Tonawanda News — Days like Friday defy explanation. Whatever lived inside that young man from Connecticut that caused him to do what he did isn’t understood — can’t be understood — by the rest of us.
All those little children are dead.
So are some of their teachers, several who responded bravely to unthinkable terror and their actions probably prevented more children from being shot.
We will never fully know what caused this person to do what he did. We can, however, discern what enabled him to do it. We owe nothing less than a full, unbiased accounting of the situation. And then we must take action.
We must first acknowledge the obvious: No sane person would take guns into an elementary school and open fire on defenseless 6- and 7-year-old boys and girls.
I’m fed up with the bewilderment that exists on the part of people who know the people who do things like this. “I could never have imagined” isn’t a good enough answer. As a society, we must ask fundamental questions about how we interact.
There isn’t one America anymore. We are a nation of individuals, each in a state of impaired judgment. We surround ourselves with fortresses of social media sold to us as a way to let people in, but that really serves to keep people out. We no longer ask meaningful questions — and if we do, we don’t do it enough.
How could this tragedy have been prevented? By someone, anyone, on perhaps any day, asking a clearly troubled young man “how are you doing?” Maybe if asked enough, he would have answered. Maybe his answers would have led those around him to intervene in a way that would have altered his life’s tragic trajectory.

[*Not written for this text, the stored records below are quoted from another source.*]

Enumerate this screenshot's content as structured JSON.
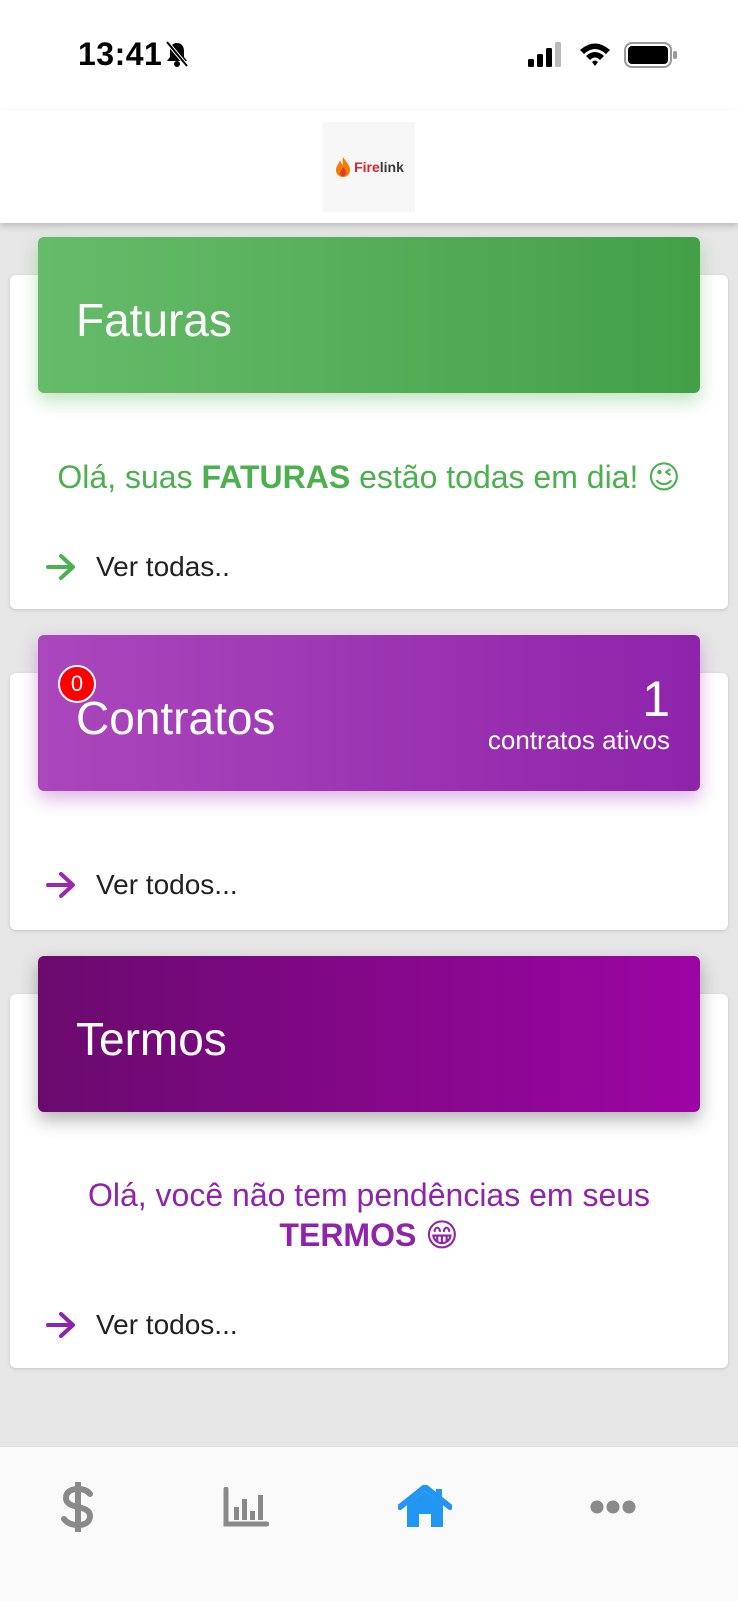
{
  "status_bar": {
    "time": "13:41",
    "icons": [
      "bell-slash-icon",
      "signal-icon",
      "wifi-icon",
      "battery-icon"
    ]
  },
  "header": {
    "logo_prefix": "Fire",
    "logo_suffix": "link"
  },
  "faturas": {
    "title": "Faturas",
    "message_prefix": "Olá, suas ",
    "message_bold": "FATURAS",
    "message_suffix": " estão todas em dia! 😉",
    "link": "Ver todas..",
    "color": "#4caf50"
  },
  "contratos": {
    "title": "Contratos",
    "badge": "0",
    "count": "1",
    "count_label": "contratos ativos",
    "link": "Ver todos...",
    "color": "#9c27b0"
  },
  "termos": {
    "title": "Termos",
    "message_prefix": "Olá, você não tem pendências em seus",
    "message_bold": "TERMOS",
    "message_emoji": " 😁",
    "link": "Ver todos...",
    "color": "#8e24aa"
  },
  "tab_bar": {
    "tabs": [
      {
        "icon": "dollar-icon",
        "active": false
      },
      {
        "icon": "chart-icon",
        "active": false
      },
      {
        "icon": "home-icon",
        "active": true
      },
      {
        "icon": "more-icon",
        "active": false
      }
    ],
    "active_color": "#2196f3",
    "inactive_color": "#8a8a8a"
  }
}
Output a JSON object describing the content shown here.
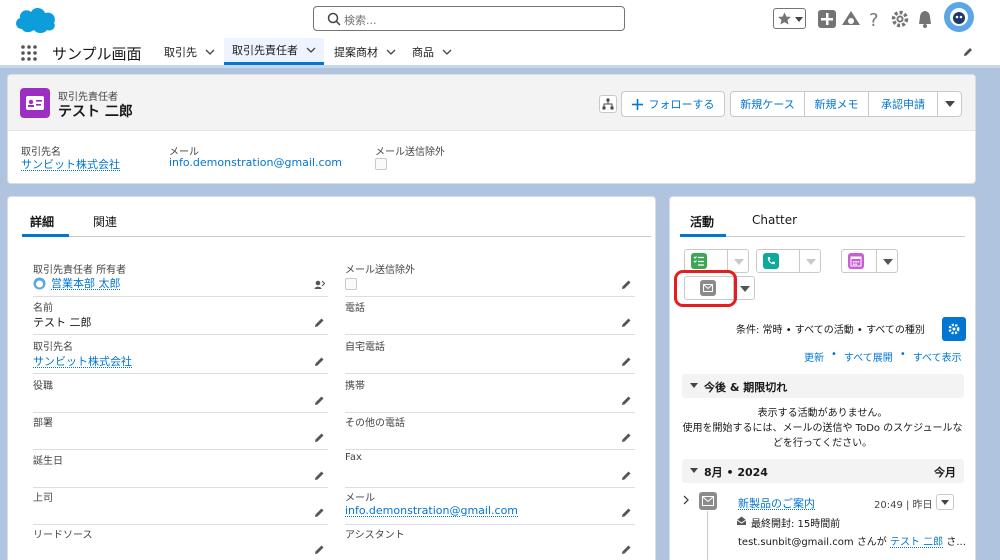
{
  "global": {
    "search_placeholder": "検索..."
  },
  "nav": {
    "app_name": "サンプル画面",
    "items": [
      {
        "label": "取引先"
      },
      {
        "label": "取引先責任者"
      },
      {
        "label": "提案商材"
      },
      {
        "label": "商品"
      }
    ]
  },
  "header": {
    "object_type": "取引先責任者",
    "record_name": "テスト 二郎",
    "buttons": {
      "follow": "フォローする",
      "new_case": "新規ケース",
      "new_memo": "新規メモ",
      "approval": "承認申請"
    },
    "highlights": [
      {
        "label": "取引先名",
        "value": "サンビット株式会社"
      },
      {
        "label": "メール",
        "value": "info.demonstration@gmail.com"
      },
      {
        "label": "メール送信除外",
        "value": ""
      }
    ]
  },
  "detail": {
    "tabs": [
      "詳細",
      "関連"
    ],
    "left_fields": [
      {
        "label": "取引先責任者 所有者",
        "value": "営業本部 太郎"
      },
      {
        "label": "名前",
        "value": "テスト 二郎"
      },
      {
        "label": "取引先名",
        "value": "サンビット株式会社"
      },
      {
        "label": "役職",
        "value": ""
      },
      {
        "label": "部署",
        "value": ""
      },
      {
        "label": "誕生日",
        "value": ""
      },
      {
        "label": "上司",
        "value": ""
      },
      {
        "label": "リードソース",
        "value": ""
      }
    ],
    "right_fields": [
      {
        "label": "メール送信除外",
        "value": ""
      },
      {
        "label": "電話",
        "value": ""
      },
      {
        "label": "自宅電話",
        "value": ""
      },
      {
        "label": "携帯",
        "value": ""
      },
      {
        "label": "その他の電話",
        "value": ""
      },
      {
        "label": "Fax",
        "value": ""
      },
      {
        "label": "メール",
        "value": "info.demonstration@gmail.com"
      },
      {
        "label": "アシスタント",
        "value": ""
      }
    ]
  },
  "activity": {
    "tabs": [
      "活動",
      "Chatter"
    ],
    "filter_text": "条件: 常時 • すべての活動 • すべての種別",
    "links": {
      "refresh": "更新",
      "expand_all": "すべて展開",
      "show_all": "すべて表示"
    },
    "upcoming": {
      "title": "今後 & 期限切れ",
      "empty_line1": "表示する活動がありません。",
      "empty_line2": "使用を開始するには、メールの送信や ToDo のスケジュールな",
      "empty_line3": "どを行ってください。"
    },
    "month": {
      "title": "8月 • 2024",
      "badge": "今月"
    },
    "item": {
      "subject": "新製品のご案内",
      "time": "20:49 | 昨日",
      "opened": "最終開封: 15時間前",
      "from": "test.sunbit@gmail.com",
      "joiner": "さんが",
      "to": "テスト 二郎",
      "more": "さ..."
    }
  }
}
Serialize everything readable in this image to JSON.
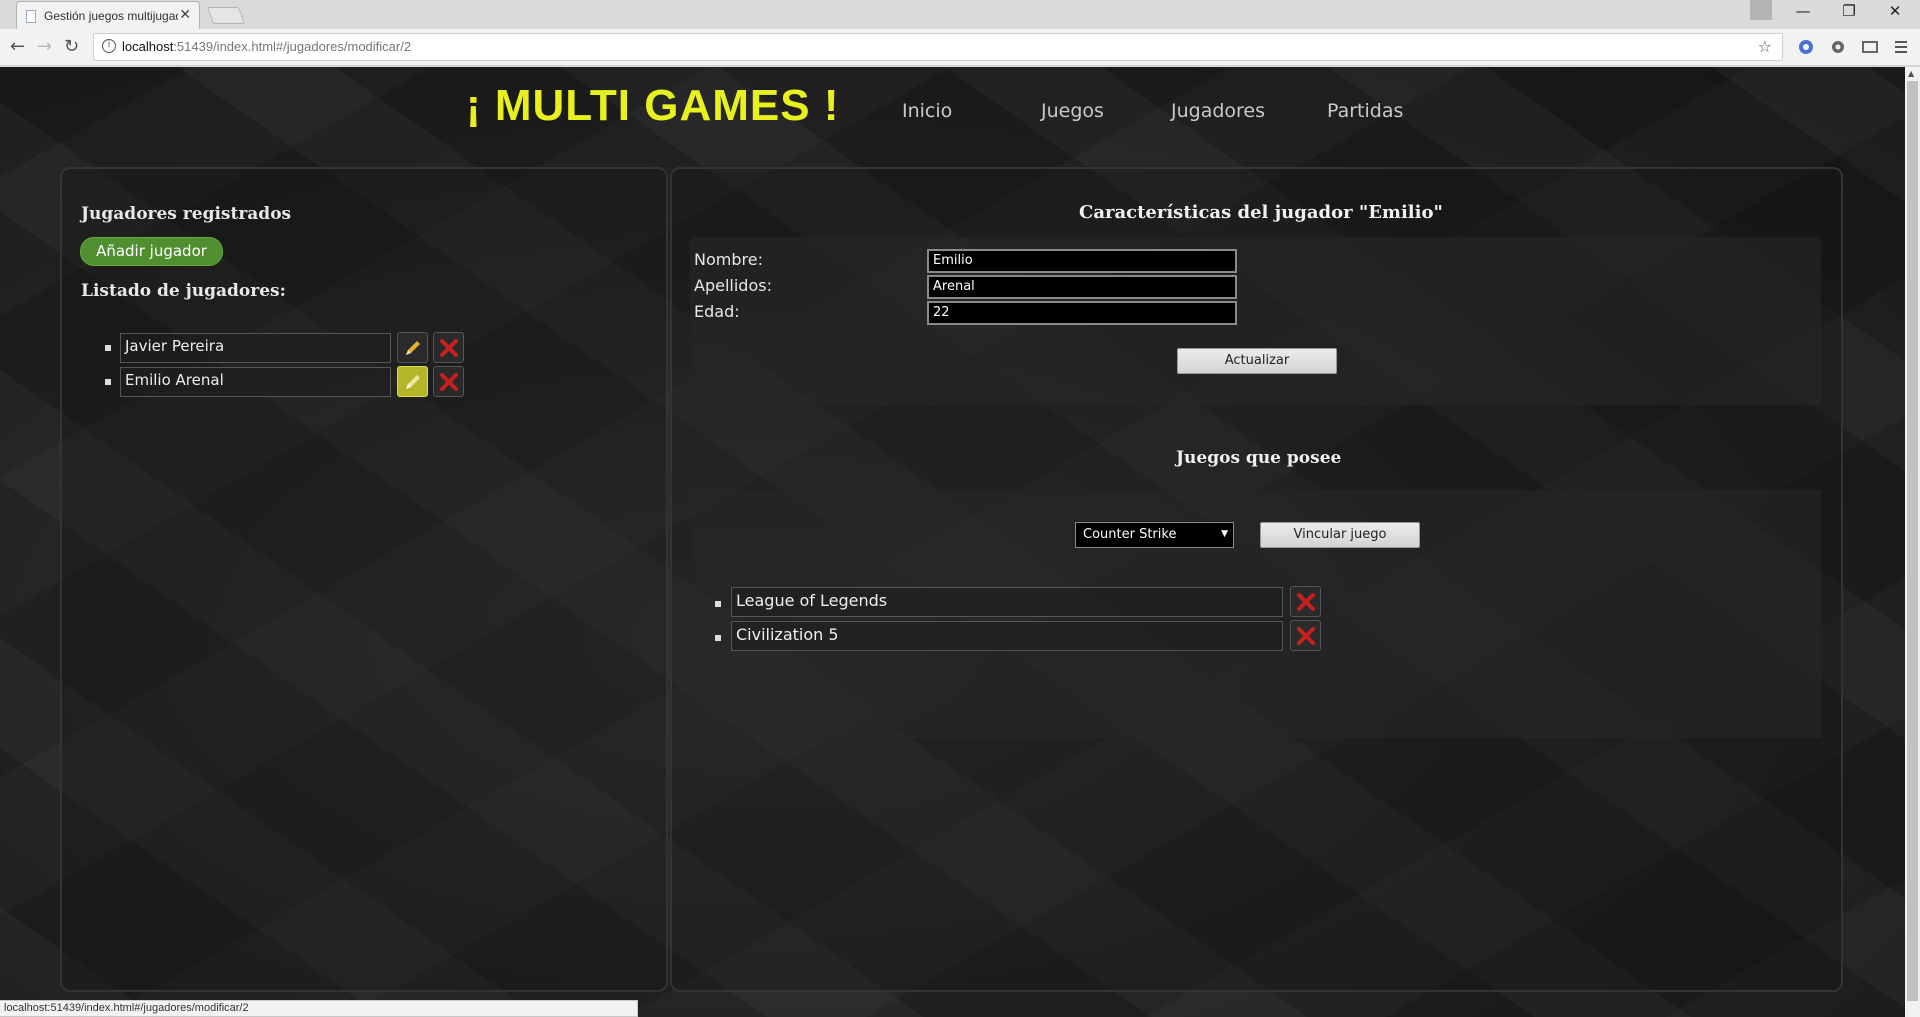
{
  "browser": {
    "tab_title": "Gestión juegos multijugador",
    "url_host": "localhost",
    "url_path": ":51439/index.html#/jugadores/modificar/2",
    "status_url": "localhost:51439/index.html#/jugadores/modificar/2"
  },
  "header": {
    "brand": "¡ MULTI GAMES !",
    "nav": [
      "Inicio",
      "Juegos",
      "Jugadores",
      "Partidas"
    ]
  },
  "left": {
    "title": "Jugadores registrados",
    "add_button": "Añadir jugador",
    "list_title": "Listado de jugadores:",
    "players": [
      {
        "name": "Javier Pereira",
        "editing": false
      },
      {
        "name": "Emilio Arenal",
        "editing": true
      }
    ]
  },
  "detail": {
    "title": "Características del jugador \"Emilio\"",
    "labels": {
      "nombre": "Nombre:",
      "apellidos": "Apellidos:",
      "edad": "Edad:"
    },
    "values": {
      "nombre": "Emilio",
      "apellidos": "Arenal",
      "edad": "22"
    },
    "update_button": "Actualizar",
    "games_title": "Juegos que posee",
    "select_value": "Counter Strike",
    "link_button": "Vincular juego",
    "games": [
      "League of Legends",
      "Civilization 5"
    ]
  },
  "colors": {
    "brand": "#e8f01e",
    "add_button": "#4f8f2f",
    "edit_active": "#b5b52a",
    "delete_x": "#c8201e"
  }
}
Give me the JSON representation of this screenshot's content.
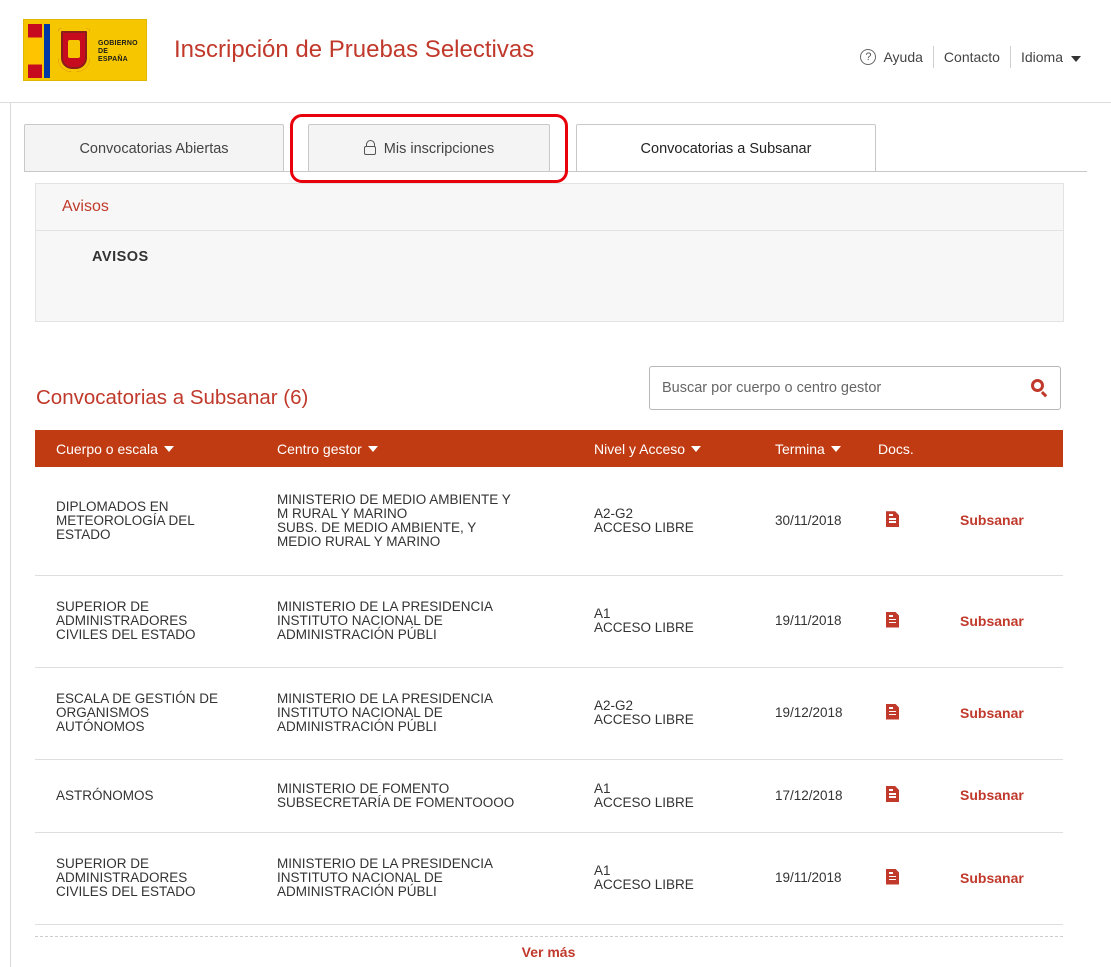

We saw it eloquently stated by about the last person in the world I would have guessed, the backup quarterback of the Kansas City Chiefs, after a teammate killed his girlfriend, then himself and left a 2-year-old girl without any parents.